Top of Material to process

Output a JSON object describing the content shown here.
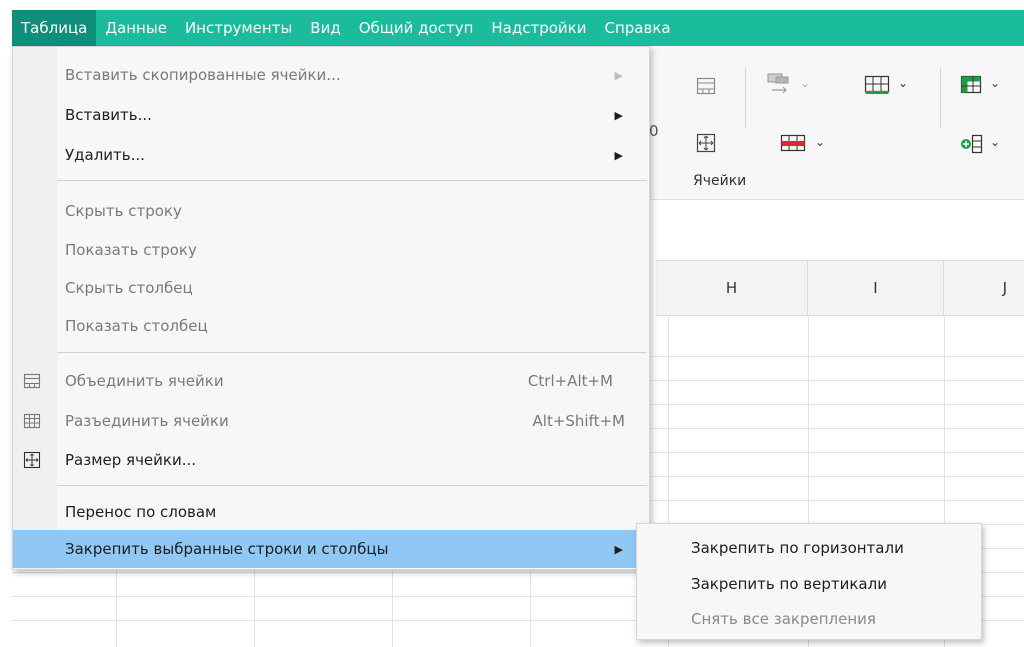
{
  "menubar": {
    "items": [
      "Таблица",
      "Данные",
      "Инструменты",
      "Вид",
      "Общий доступ",
      "Надстройки",
      "Справка"
    ],
    "accent": "#1abc9c",
    "active_color": "#0e8f7b"
  },
  "toolbar": {
    "group_label": "Ячейки",
    "stray_char": "0"
  },
  "grid": {
    "columns": [
      "H",
      "I",
      "J"
    ]
  },
  "menu": {
    "items": [
      {
        "label": "Вставить скопированные ячейки...",
        "disabled": true,
        "submenu": true
      },
      {
        "label": "Вставить...",
        "disabled": false,
        "submenu": true
      },
      {
        "label": "Удалить...",
        "disabled": false,
        "submenu": true
      },
      {
        "label": "Скрыть строку",
        "disabled": true
      },
      {
        "label": "Показать строку",
        "disabled": true
      },
      {
        "label": "Скрыть столбец",
        "disabled": true
      },
      {
        "label": "Показать столбец",
        "disabled": true
      },
      {
        "label": "Объединить ячейки",
        "shortcut": "Ctrl+Alt+M",
        "disabled": true,
        "icon": "merge-cells-icon"
      },
      {
        "label": "Разъединить ячейки",
        "shortcut": "Alt+Shift+M",
        "disabled": true,
        "icon": "unmerge-cells-icon"
      },
      {
        "label": "Размер ячейки...",
        "disabled": false,
        "icon": "cell-size-icon"
      },
      {
        "label": "Перенос по словам",
        "disabled": false
      },
      {
        "label": "Закрепить выбранные строки и столбцы",
        "disabled": false,
        "submenu": true,
        "highlighted": true
      }
    ],
    "highlight_color": "#8fc7f5"
  },
  "submenu": {
    "items": [
      {
        "label": "Закрепить по горизонтали",
        "disabled": false
      },
      {
        "label": "Закрепить по вертикали",
        "disabled": false
      },
      {
        "label": "Снять все закрепления",
        "disabled": true
      }
    ]
  }
}
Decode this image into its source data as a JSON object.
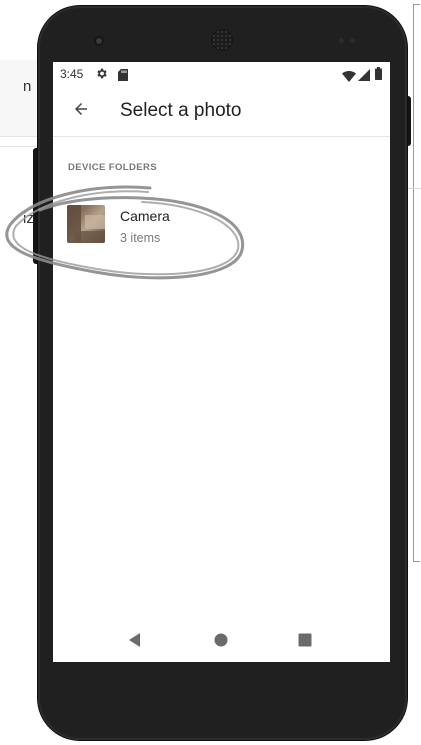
{
  "background": {
    "fragment_top": "n",
    "fragment_mid": "iz"
  },
  "status_bar": {
    "time": "3:45",
    "icons": [
      "gear-icon",
      "sd-card-icon",
      "wifi-icon",
      "signal-icon",
      "battery-icon"
    ]
  },
  "app_bar": {
    "back_icon": "arrow-back-icon",
    "title": "Select a photo"
  },
  "section": {
    "header": "DEVICE FOLDERS"
  },
  "folders": [
    {
      "name": "Camera",
      "count": "3 items"
    }
  ],
  "nav_bar": {
    "icons": [
      "triangle-back-icon",
      "circle-home-icon",
      "square-recents-icon"
    ]
  },
  "colors": {
    "phone_body": "#202020",
    "screen_bg": "#ffffff",
    "title_text": "#202124",
    "secondary_text": "#7a7a7a",
    "annotation_stroke": "#8a8a8a"
  }
}
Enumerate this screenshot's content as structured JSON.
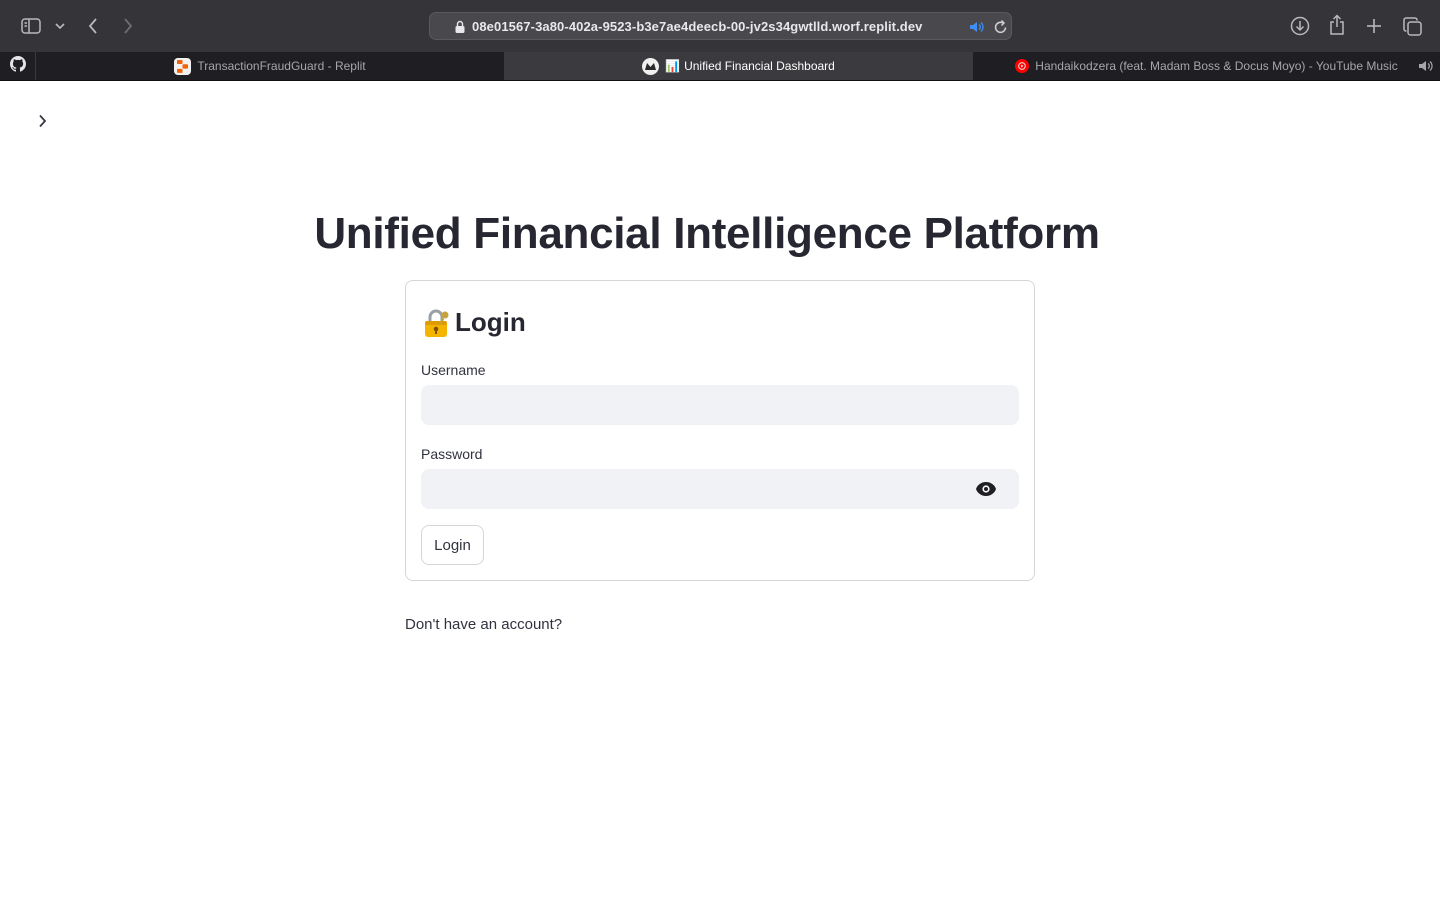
{
  "browser": {
    "url": "08e01567-3a80-402a-9523-b3e7ae4deecb-00-jv2s34gwtlld.worf.replit.dev",
    "tabs": [
      {
        "title": "TransactionFraudGuard - Replit",
        "favicon": "replit-icon",
        "active": false
      },
      {
        "emoji": "📊",
        "title": "Unified Financial Dashboard",
        "favicon": "streamlit-icon",
        "active": true
      },
      {
        "title": "Handaikodzera (feat. Madam Boss & Docus Moyo) - YouTube Music",
        "favicon": "youtube-music-icon",
        "active": false
      }
    ],
    "pinned_tab_icon": "github-icon"
  },
  "page": {
    "title": "Unified Financial Intelligence Platform",
    "login": {
      "heading": "Login",
      "heading_icon": "🔐",
      "username_label": "Username",
      "username_value": "",
      "password_label": "Password",
      "password_value": "",
      "submit_label": "Login"
    },
    "signup_prompt": "Don't have an account?"
  },
  "colors": {
    "text_dark": "#262730",
    "input_bg": "#f0f2f6",
    "border": "#d6d6d9",
    "chrome_bg": "#353438",
    "tabbar_bg": "#1f1e22",
    "active_tab_bg": "#3b3a3f"
  }
}
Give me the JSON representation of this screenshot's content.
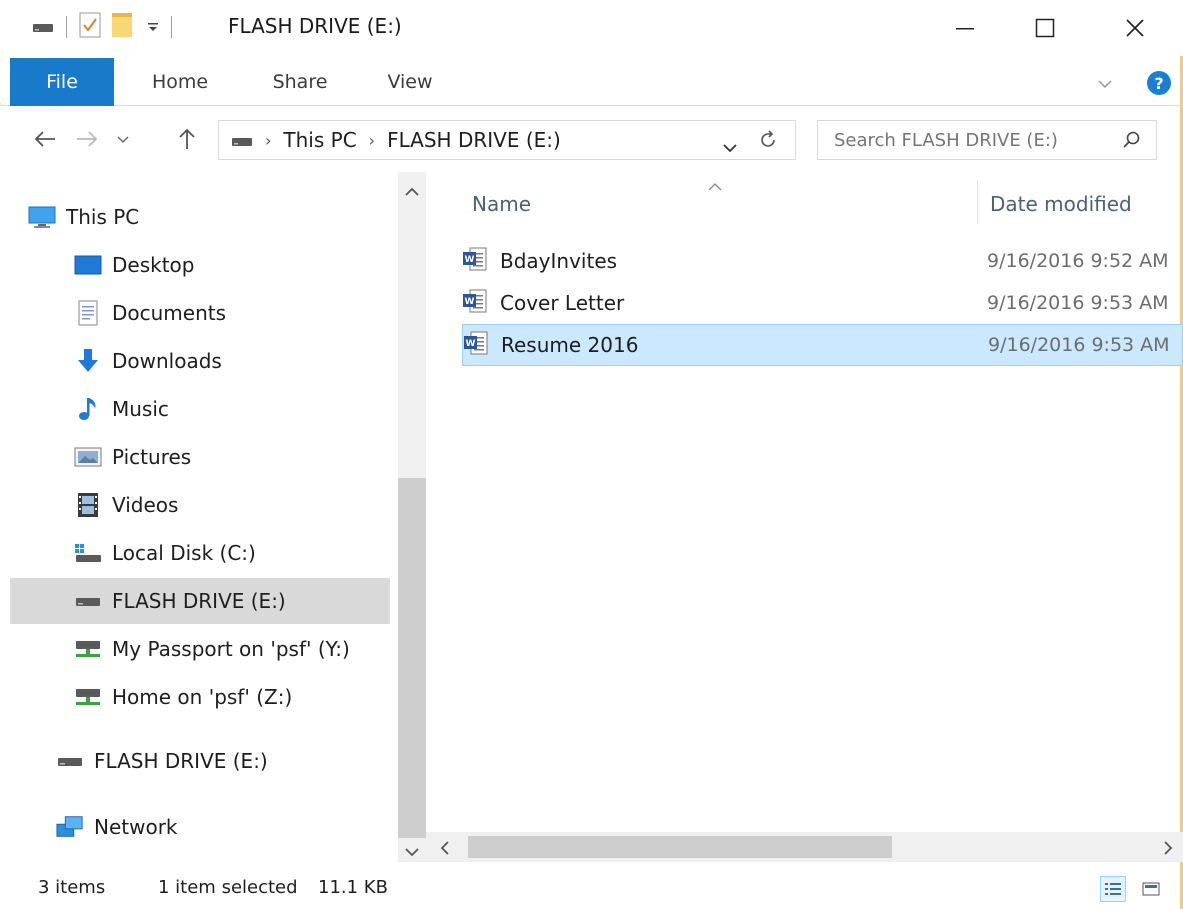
{
  "window": {
    "title": "FLASH DRIVE (E:)",
    "colors": {
      "accent": "#1979ca",
      "selection": "#cce8ff",
      "selection_border": "#99d1ff",
      "help": "#1a7fd4"
    }
  },
  "ribbon": {
    "tabs": [
      {
        "label": "File"
      },
      {
        "label": "Home"
      },
      {
        "label": "Share"
      },
      {
        "label": "View"
      }
    ]
  },
  "address": {
    "crumbs": [
      "This PC",
      "FLASH DRIVE (E:)"
    ]
  },
  "search": {
    "placeholder": "Search FLASH DRIVE (E:)"
  },
  "nav": {
    "items": [
      {
        "label": "This PC",
        "icon": "computer-icon"
      },
      {
        "label": "Desktop",
        "icon": "desktop-icon"
      },
      {
        "label": "Documents",
        "icon": "documents-icon"
      },
      {
        "label": "Downloads",
        "icon": "download-arrow-icon"
      },
      {
        "label": "Music",
        "icon": "music-note-icon"
      },
      {
        "label": "Pictures",
        "icon": "pictures-icon"
      },
      {
        "label": "Videos",
        "icon": "film-icon"
      },
      {
        "label": "Local Disk (C:)",
        "icon": "local-disk-icon"
      },
      {
        "label": "FLASH DRIVE (E:)",
        "icon": "drive-icon"
      },
      {
        "label": "My Passport on 'psf' (Y:)",
        "icon": "network-drive-icon"
      },
      {
        "label": "Home on 'psf' (Z:)",
        "icon": "network-drive-icon"
      },
      {
        "label": "FLASH DRIVE (E:)",
        "icon": "drive-icon"
      },
      {
        "label": "Network",
        "icon": "network-icon"
      }
    ]
  },
  "list": {
    "columns": {
      "name": "Name",
      "date": "Date modified"
    },
    "files": [
      {
        "name": "BdayInvites",
        "date": "9/16/2016 9:52 AM"
      },
      {
        "name": "Cover Letter",
        "date": "9/16/2016 9:53 AM"
      },
      {
        "name": "Resume 2016",
        "date": "9/16/2016 9:53 AM"
      }
    ]
  },
  "status": {
    "count": "3 items",
    "selection": "1 item selected",
    "size": "11.1 KB"
  }
}
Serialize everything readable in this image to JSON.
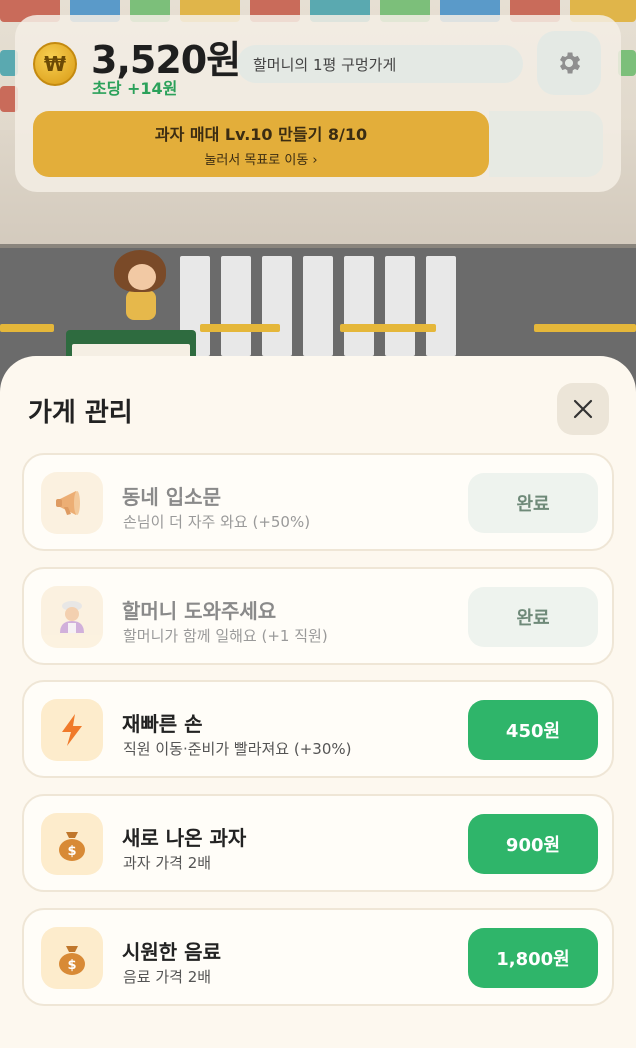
{
  "hud": {
    "coin_icon": "₩",
    "money": "3,520원",
    "rate": "초당 +14원",
    "shop_name": "할머니의 1평 구멍가게",
    "settings_icon": "gear-icon",
    "goal_title": "과자 매대 Lv.10 만들기 8/10",
    "goal_subtitle": "눌러서 목표로 이동 ›"
  },
  "sheet": {
    "title": "가게 관리",
    "close_icon": "close-icon",
    "items": [
      {
        "title": "동네 입소문",
        "description": "손님이 더 자주 와요 (+50%)",
        "button": "완료",
        "state": "done",
        "icon": "megaphone-icon"
      },
      {
        "title": "할머니 도와주세요",
        "description": "할머니가 함께 일해요 (+1 직원)",
        "button": "완료",
        "state": "done",
        "icon": "grandma-icon"
      },
      {
        "title": "재빠른 손",
        "description": "직원 이동·준비가 빨라져요 (+30%)",
        "button": "450원",
        "state": "buy",
        "icon": "lightning-icon"
      },
      {
        "title": "새로 나온 과자",
        "description": "과자 가격 2배",
        "button": "900원",
        "state": "buy",
        "icon": "money-bag-icon"
      },
      {
        "title": "시원한 음료",
        "description": "음료 가격 2배",
        "button": "1,800원",
        "state": "buy",
        "icon": "money-bag-icon"
      }
    ]
  },
  "colors": {
    "buy_button": "#2fb56a",
    "goal_button": "#e3ae3a",
    "rate_text": "#2ba15a",
    "sheet_bg": "#fdf8ef"
  }
}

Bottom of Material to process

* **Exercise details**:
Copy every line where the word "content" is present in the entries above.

* **Task answer**:
Output a JSON object describing the content shown here.
Enumerate this screenshot's content as structured JSON.
Give me the JSON representation of this screenshot's content.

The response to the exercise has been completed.